Pupils applying to the University of Oxford from low-performing schools or disadvantaged homes are “more likely” to be given entrance interviews than their more advantaged peers, the university’s head of admissions has told TES.
Samina Khan also used her first full-length interview since taking up her job in 2014 to advise schools to prepare talented pupils for Oxbridge entrance from the age of 11. She argued that today’s “Hogwarts generation” was excited by Oxford’s traditions, not put off by them.
Asked if a pupil predicted three A grades at A-level was more likely to get an interview at Oxford if they came from a disadvantaged home or low performing school, she said: “You are more likely to be looked at and shortlisted for an interview.”
Although Oxford refuses to lower grades for certain students to take disadvantage into account, the use of “contextual data” could be a considerable leg-up for some, given that there were 17,000 applications for 3,200 undergraduate places in 2014.
Dr Khan acknowledged that although progress had been made in widening access to Oxford, there was still a long way to go to attract applicants from areas and schools with historically low participation.
“Where we would like to go to next is to have more long-term, sustained contacts with the teaching profession and also to reach out to schools and teachers who are currently not engaging with us; those in those schools who are thinking Oxford is not for them, not right for their students,” she said.

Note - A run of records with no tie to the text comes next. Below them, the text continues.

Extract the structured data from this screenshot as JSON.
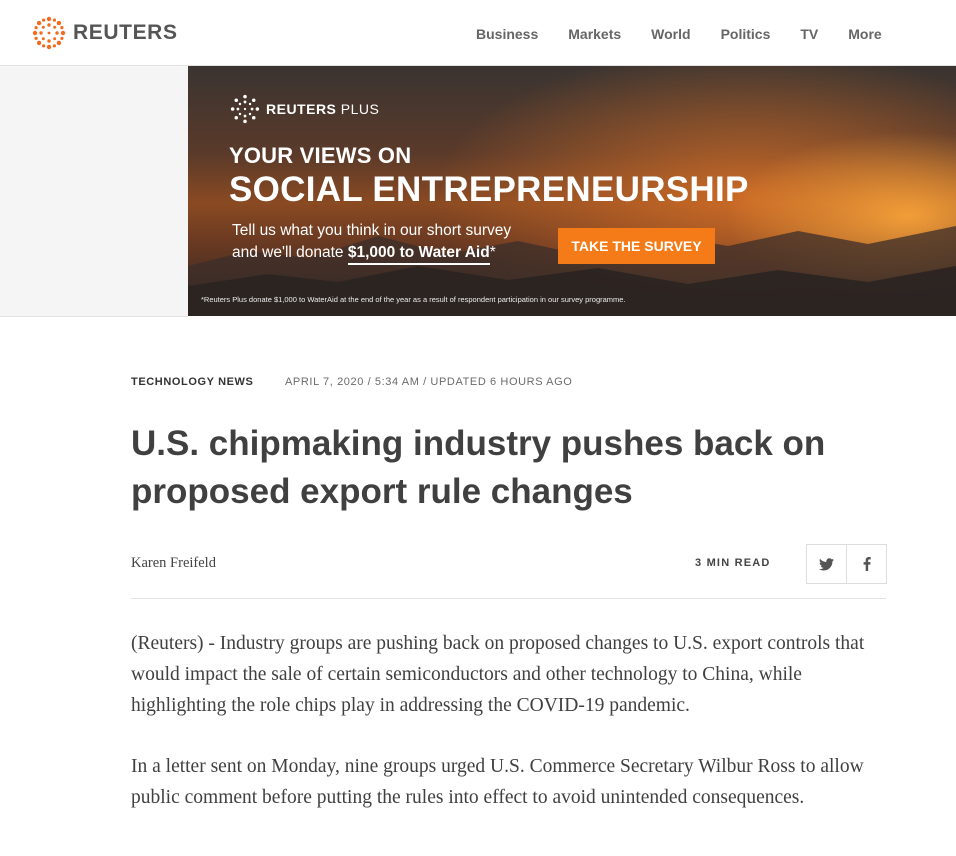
{
  "header": {
    "logo_text": "REUTERS",
    "nav": [
      "Business",
      "Markets",
      "World",
      "Politics",
      "TV",
      "More"
    ]
  },
  "ad": {
    "logo_text": "REUTERS",
    "logo_suffix": "PLUS",
    "headline_small": "YOUR VIEWS ON",
    "headline_large": "SOCIAL ENTREPRENEURSHIP",
    "copy_line1": "Tell us what you think in our short survey",
    "copy_line2_prefix": "and we'll donate ",
    "copy_highlight": "$1,000 to Water Aid",
    "copy_suffix": "*",
    "cta": "TAKE THE SURVEY",
    "footnote": "*Reuters Plus donate $1,000 to WaterAid at the end of the year as a result of respondent participation in our survey programme.",
    "accent": "#f47b17"
  },
  "article": {
    "section": "TECHNOLOGY NEWS",
    "date": "APRIL 7, 2020 / 5:34 AM / UPDATED 6 HOURS AGO",
    "headline": "U.S. chipmaking industry pushes back on proposed export rule changes",
    "author": "Karen Freifeld",
    "read_time": "3 MIN READ",
    "paragraphs": [
      "(Reuters) - Industry groups are pushing back on proposed changes to U.S. export controls that would impact the sale of certain semiconductors and other technology to China, while highlighting the role chips play in addressing the COVID-19 pandemic.",
      "In a letter sent on Monday, nine groups urged U.S. Commerce Secretary Wilbur Ross to allow public comment before putting the rules into effect to avoid unintended consequences."
    ]
  },
  "icons": {
    "logo": "reuters-logo-icon",
    "twitter": "twitter-icon",
    "facebook": "facebook-icon"
  }
}
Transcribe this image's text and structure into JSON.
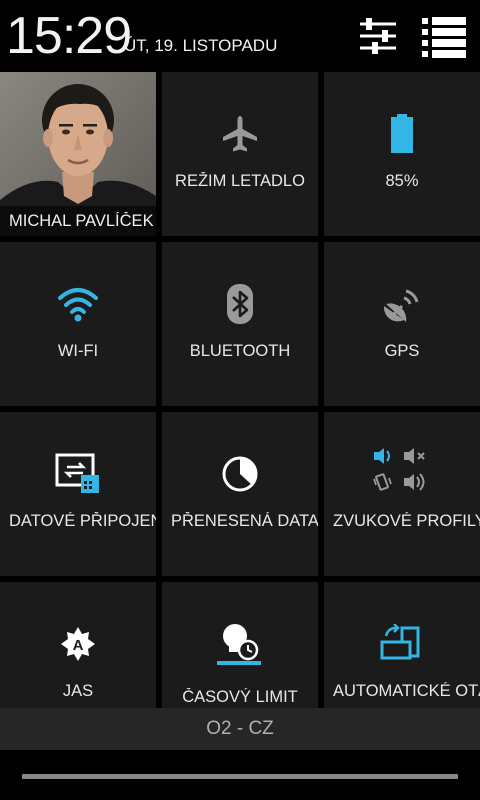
{
  "status": {
    "time": "15:29",
    "date": "ÚT, 19. LISTOPADU"
  },
  "header": {
    "settings_icon": "sliders-icon",
    "list_icon": "list-icon"
  },
  "tiles": {
    "user": {
      "name": "MICHAL PAVLÍČEK"
    },
    "airplane": {
      "label": "REŽIM LETADLO",
      "icon": "airplane-icon"
    },
    "battery": {
      "label": "85%",
      "icon": "battery-icon",
      "level": 0.85
    },
    "wifi": {
      "label": "WI-FI",
      "icon": "wifi-icon"
    },
    "bluetooth": {
      "label": "BLUETOOTH",
      "icon": "bluetooth-icon"
    },
    "gps": {
      "label": "GPS",
      "icon": "gps-icon"
    },
    "data": {
      "label": "DATOVÉ PŘIPOJENÍ",
      "icon": "data-connection-icon"
    },
    "usage": {
      "label": "PŘENESENÁ DATA",
      "icon": "data-usage-icon"
    },
    "sound": {
      "label": "ZVUKOVÉ PROFILY",
      "icon": "sound-profile-icon"
    },
    "brightness": {
      "label": "JAS",
      "icon": "brightness-icon"
    },
    "timeout": {
      "label": "ČASOVÝ LIMIT",
      "icon": "screen-timeout-icon"
    },
    "rotate": {
      "label": "AUTOMATICKÉ OTÁČENÍ",
      "icon": "auto-rotate-icon"
    }
  },
  "carrier": "O2 - CZ",
  "colors": {
    "accent": "#33b5e5",
    "tile_bg": "#1b1b1b",
    "icon_gray": "#9a9a9a",
    "icon_white": "#ffffff"
  }
}
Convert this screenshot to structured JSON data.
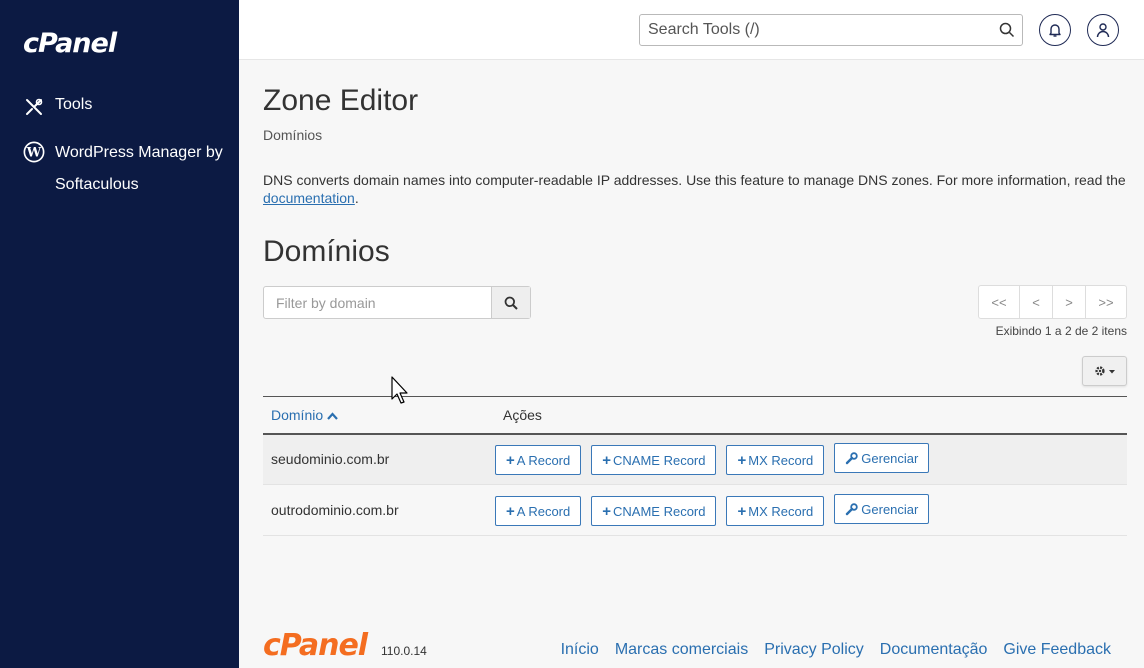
{
  "sidebar": {
    "logo": "cPanel",
    "items": [
      {
        "label": "Tools",
        "icon": "tools-icon"
      },
      {
        "label": "WordPress Manager by Softaculous",
        "icon": "wordpress-icon"
      }
    ]
  },
  "header": {
    "search_placeholder": "Search Tools (/)"
  },
  "main": {
    "title": "Zone Editor",
    "breadcrumb": "Domínios",
    "description_text": "DNS converts domain names into computer-readable IP addresses. Use this feature to manage DNS zones. For more information, read the ",
    "description_link": "documentation",
    "description_end": ".",
    "section_title": "Domínios",
    "filter_placeholder": "Filter by domain",
    "pager": {
      "first": "<<",
      "prev": "<",
      "next": ">",
      "last": ">>"
    },
    "showing": "Exibindo 1 a 2 de 2 itens",
    "table": {
      "col_domain": "Domínio",
      "col_actions": "Ações",
      "rows": [
        {
          "domain": "seudominio.com.br"
        },
        {
          "domain": "outrodominio.com.br"
        }
      ],
      "actions": {
        "a_record": "A Record",
        "cname_record": "CNAME Record",
        "mx_record": "MX Record",
        "manage": "Gerenciar"
      }
    }
  },
  "footer": {
    "logo": "cPanel",
    "version": "110.0.14",
    "links": [
      "Início",
      "Marcas comerciais",
      "Privacy Policy",
      "Documentação",
      "Give Feedback"
    ]
  },
  "colors": {
    "sidebar_bg": "#0c1a43",
    "link": "#2a6fb0",
    "brand_orange": "#f46d20"
  }
}
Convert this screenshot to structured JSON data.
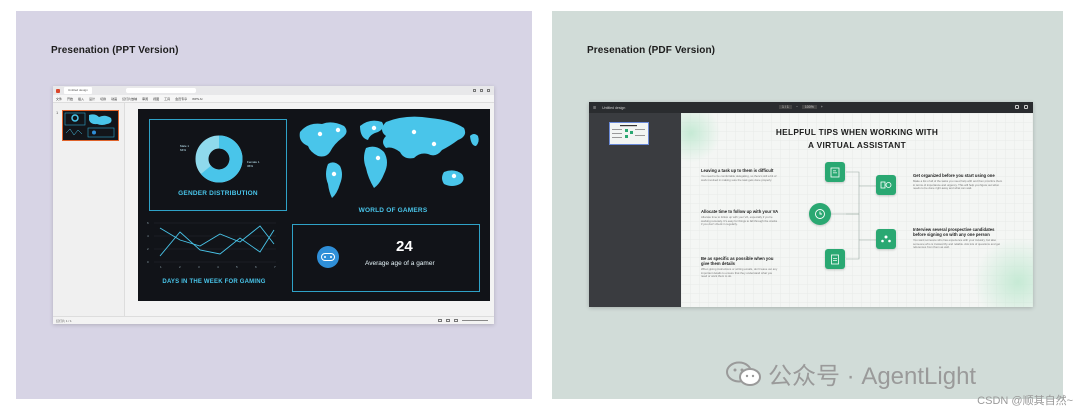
{
  "ppt_panel": {
    "title": "Presenation (PPT Version)",
    "window": {
      "tab_label": "Untitled design",
      "menu_items": [
        "文件",
        "开始",
        "插入",
        "设计",
        "切换",
        "动画",
        "幻灯片放映",
        "审阅",
        "视图",
        "工具",
        "会员专享",
        "WPS AI"
      ],
      "slide_number": "1",
      "status_left": "幻灯片 1 / 1"
    },
    "slide": {
      "gender_label": "GENDER DISTRIBUTION",
      "gender_note_left": "Male 1\n64%",
      "gender_note_right": "Female 1\n36%",
      "gender_values": [
        64,
        36
      ],
      "world_label": "WORLD OF GAMERS",
      "days_label": "DAYS IN THE WEEK FOR GAMING",
      "days_x_ticks": [
        "1",
        "2",
        "3",
        "4",
        "5",
        "6",
        "7"
      ],
      "days_y_ticks": [
        "6",
        "4",
        "2",
        "0"
      ],
      "age_value": "24",
      "age_caption": "Average age of a gamer"
    }
  },
  "pdf_panel": {
    "title": "Presenation (PDF Version)",
    "window": {
      "file_name": "Untitled design",
      "page_info": "1 / 1",
      "zoom": "100%"
    },
    "page": {
      "title_line1": "HELPFUL TIPS WHEN WORKING WITH",
      "title_line2": "A VIRTUAL ASSISTANT",
      "tips_left": [
        {
          "head": "Leaving a task up to them is difficult",
          "body": "You need to be comfortable delegating, so there's still a bit of work involved in making sure the task gets done properly."
        },
        {
          "head": "Allocate time to follow up with your VA",
          "body": "Allocate time to follow up with your VA, especially if you're working remotely. It's easy for things to fall through the cracks if you don't check in regularly."
        },
        {
          "head": "Be as specific as possible when you give them details",
          "body": "When giving instructions or writing emails, don't leave out any important details to ensure that they understand what you need or want them to do."
        }
      ],
      "tips_right": [
        {
          "head": "Get organized before you start using one",
          "body": "Make a list of all of the tasks you need help with and then prioritize them in terms of importance and urgency. This will help you figure out what needs to be done right away and what can wait."
        },
        {
          "head": "Interview several prospective candidates before signing on with any one person",
          "body": "You want someone who has experience with your industry, but also someone who is trustworthy and reliable. Ask lots of questions and get references from them as well."
        }
      ]
    }
  },
  "watermark": {
    "account": "公众号 · AgentLight",
    "csdn": "CSDN @顺其自然~"
  },
  "colors": {
    "ppt_bg": "#d7d4e5",
    "pdf_bg": "#d1dcd8",
    "accent_cyan": "#49c5ea",
    "accent_green": "#2aa872"
  }
}
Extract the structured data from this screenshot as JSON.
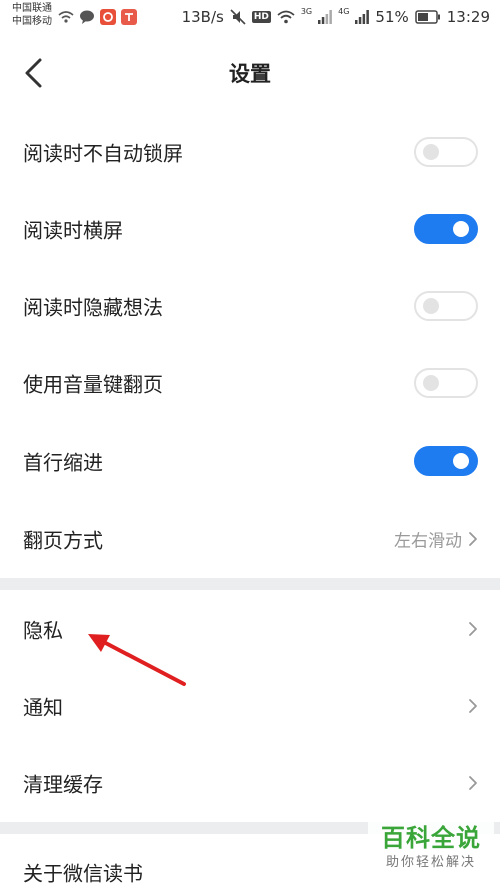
{
  "status_bar": {
    "carrier_1": "中国联通",
    "carrier_2": "中国移动",
    "speed": "13B/s",
    "hd": "HD",
    "net_3g": "3G",
    "net_4g": "4G",
    "battery": "51%",
    "time": "13:29"
  },
  "header": {
    "title": "设置",
    "back_icon": "chevron-left-icon"
  },
  "settings": [
    {
      "label": "阅读时不自动锁屏",
      "toggle": false
    },
    {
      "label": "阅读时横屏",
      "toggle": true
    },
    {
      "label": "阅读时隐藏想法",
      "toggle": false
    },
    {
      "label": "使用音量键翻页",
      "toggle": false
    },
    {
      "label": "首行缩进",
      "toggle": true
    },
    {
      "label": "翻页方式",
      "value": "左右滑动"
    }
  ],
  "section2": [
    {
      "label": "隐私"
    },
    {
      "label": "通知"
    },
    {
      "label": "清理缓存"
    }
  ],
  "section3": [
    {
      "label": "关于微信读书"
    }
  ],
  "colors": {
    "accent": "#1e7bf0",
    "annotation": "#e02020",
    "watermark": "#3aa63a"
  },
  "watermark": {
    "main": "百科全说",
    "sub": "助你轻松解决"
  }
}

This is an edited version of an article from the 8 January edition of TES. To read the full article and to subscribe to TES, click here.